The response must contain every line below in which "JSON" appears.

Excerpts from an interface dataset
-*-*-

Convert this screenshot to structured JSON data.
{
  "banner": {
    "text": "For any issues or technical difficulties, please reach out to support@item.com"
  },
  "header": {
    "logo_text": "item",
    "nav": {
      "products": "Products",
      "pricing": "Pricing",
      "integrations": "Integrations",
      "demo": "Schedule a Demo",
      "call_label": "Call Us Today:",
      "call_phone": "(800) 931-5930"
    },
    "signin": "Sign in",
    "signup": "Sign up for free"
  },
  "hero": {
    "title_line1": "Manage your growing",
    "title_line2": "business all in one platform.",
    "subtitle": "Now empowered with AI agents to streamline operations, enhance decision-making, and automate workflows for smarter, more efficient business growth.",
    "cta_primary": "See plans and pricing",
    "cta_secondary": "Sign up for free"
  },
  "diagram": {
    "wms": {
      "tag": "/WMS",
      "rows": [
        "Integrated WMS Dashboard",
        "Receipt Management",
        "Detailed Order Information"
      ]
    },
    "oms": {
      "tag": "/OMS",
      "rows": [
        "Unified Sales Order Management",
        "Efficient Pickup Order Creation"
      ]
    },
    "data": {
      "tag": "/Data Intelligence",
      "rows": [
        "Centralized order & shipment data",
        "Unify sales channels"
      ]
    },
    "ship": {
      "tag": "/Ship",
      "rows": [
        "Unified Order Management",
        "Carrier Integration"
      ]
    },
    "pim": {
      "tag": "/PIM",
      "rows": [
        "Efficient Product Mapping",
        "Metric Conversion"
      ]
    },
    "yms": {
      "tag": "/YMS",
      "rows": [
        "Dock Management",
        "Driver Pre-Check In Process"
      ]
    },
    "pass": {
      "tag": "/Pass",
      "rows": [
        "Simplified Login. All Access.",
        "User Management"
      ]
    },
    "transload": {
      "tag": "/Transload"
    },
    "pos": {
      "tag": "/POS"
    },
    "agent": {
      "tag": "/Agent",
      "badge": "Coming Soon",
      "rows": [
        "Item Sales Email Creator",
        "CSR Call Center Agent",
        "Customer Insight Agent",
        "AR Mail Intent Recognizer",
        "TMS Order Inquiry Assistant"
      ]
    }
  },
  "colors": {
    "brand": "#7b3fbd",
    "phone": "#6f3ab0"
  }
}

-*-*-

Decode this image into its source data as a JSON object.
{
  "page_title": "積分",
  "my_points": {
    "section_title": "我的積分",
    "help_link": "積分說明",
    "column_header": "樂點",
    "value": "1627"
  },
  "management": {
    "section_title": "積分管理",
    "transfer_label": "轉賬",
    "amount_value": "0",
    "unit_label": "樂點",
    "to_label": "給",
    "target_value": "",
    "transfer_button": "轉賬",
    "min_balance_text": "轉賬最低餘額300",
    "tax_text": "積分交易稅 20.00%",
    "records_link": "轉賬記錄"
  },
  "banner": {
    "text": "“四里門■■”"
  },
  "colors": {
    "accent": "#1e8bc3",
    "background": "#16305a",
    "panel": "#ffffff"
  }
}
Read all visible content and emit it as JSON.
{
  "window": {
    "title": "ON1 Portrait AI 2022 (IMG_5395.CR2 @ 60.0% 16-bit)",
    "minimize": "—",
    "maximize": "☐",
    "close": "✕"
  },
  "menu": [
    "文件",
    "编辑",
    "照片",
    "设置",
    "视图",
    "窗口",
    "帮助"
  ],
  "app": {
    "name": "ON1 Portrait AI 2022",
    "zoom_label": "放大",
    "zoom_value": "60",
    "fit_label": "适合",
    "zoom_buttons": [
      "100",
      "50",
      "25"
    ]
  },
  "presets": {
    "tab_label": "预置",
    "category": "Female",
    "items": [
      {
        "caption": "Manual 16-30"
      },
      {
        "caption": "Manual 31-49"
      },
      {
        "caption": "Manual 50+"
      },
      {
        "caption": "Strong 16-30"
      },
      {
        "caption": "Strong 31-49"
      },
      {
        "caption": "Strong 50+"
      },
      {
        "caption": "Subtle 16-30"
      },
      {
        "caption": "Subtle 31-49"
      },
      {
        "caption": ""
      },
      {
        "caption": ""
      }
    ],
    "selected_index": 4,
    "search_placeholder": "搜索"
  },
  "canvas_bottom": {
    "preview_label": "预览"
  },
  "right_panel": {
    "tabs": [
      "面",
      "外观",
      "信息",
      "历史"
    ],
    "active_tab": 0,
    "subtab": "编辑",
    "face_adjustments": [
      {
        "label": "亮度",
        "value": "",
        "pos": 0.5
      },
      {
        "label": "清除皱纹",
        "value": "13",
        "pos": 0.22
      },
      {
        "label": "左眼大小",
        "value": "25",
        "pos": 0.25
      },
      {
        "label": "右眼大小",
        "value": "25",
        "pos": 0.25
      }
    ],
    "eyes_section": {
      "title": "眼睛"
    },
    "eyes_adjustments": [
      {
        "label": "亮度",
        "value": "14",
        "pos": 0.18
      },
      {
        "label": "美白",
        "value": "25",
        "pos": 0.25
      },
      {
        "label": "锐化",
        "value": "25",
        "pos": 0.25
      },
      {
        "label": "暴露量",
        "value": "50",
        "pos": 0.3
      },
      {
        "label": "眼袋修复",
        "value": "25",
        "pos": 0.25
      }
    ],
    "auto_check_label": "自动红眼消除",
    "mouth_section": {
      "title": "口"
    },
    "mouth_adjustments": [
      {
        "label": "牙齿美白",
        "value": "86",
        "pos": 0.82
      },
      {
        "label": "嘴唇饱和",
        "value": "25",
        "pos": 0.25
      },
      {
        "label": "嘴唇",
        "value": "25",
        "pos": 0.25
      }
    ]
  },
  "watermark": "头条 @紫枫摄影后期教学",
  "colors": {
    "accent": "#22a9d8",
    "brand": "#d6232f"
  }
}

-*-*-

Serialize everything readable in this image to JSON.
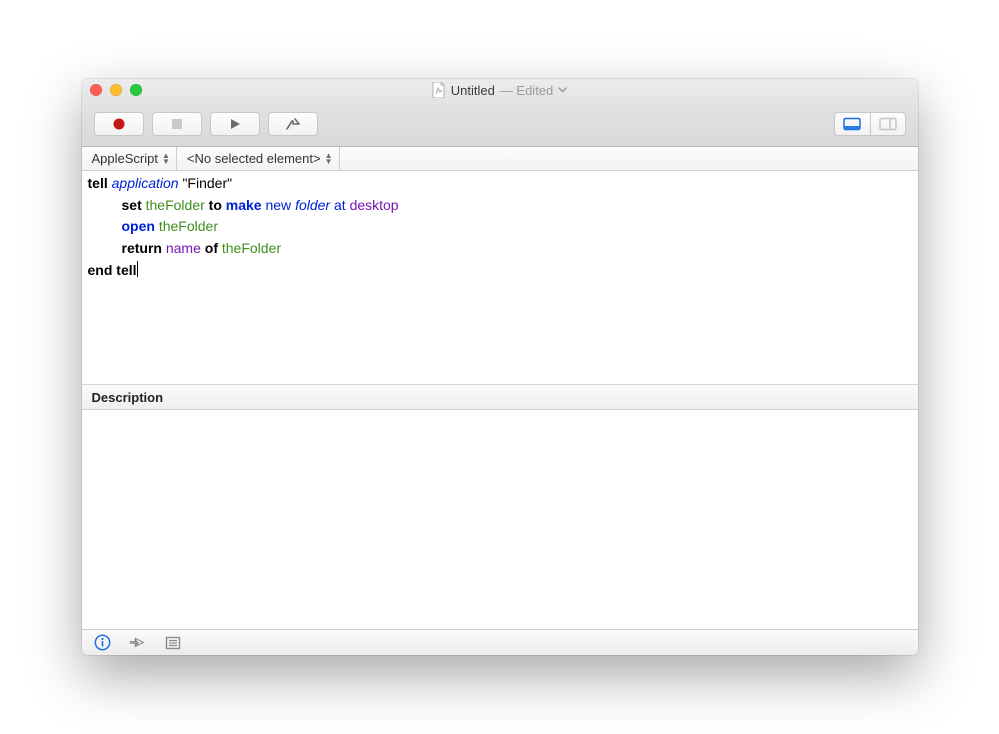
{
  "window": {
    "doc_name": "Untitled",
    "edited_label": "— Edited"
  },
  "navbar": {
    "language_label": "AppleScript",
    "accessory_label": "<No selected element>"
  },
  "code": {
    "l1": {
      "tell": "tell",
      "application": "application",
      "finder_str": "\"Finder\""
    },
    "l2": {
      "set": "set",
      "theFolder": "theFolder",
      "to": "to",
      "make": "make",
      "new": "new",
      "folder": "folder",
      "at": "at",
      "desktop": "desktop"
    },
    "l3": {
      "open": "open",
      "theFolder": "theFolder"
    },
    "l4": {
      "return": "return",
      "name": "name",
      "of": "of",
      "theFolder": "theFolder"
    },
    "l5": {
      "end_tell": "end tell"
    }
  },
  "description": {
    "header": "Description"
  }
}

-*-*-

Completed exercise:
Convert this screenshot to structured JSON data.
Decode this image into its source data as a JSON object.
Read all visible content and emit it as JSON.
Serialize everything readable in this image to JSON.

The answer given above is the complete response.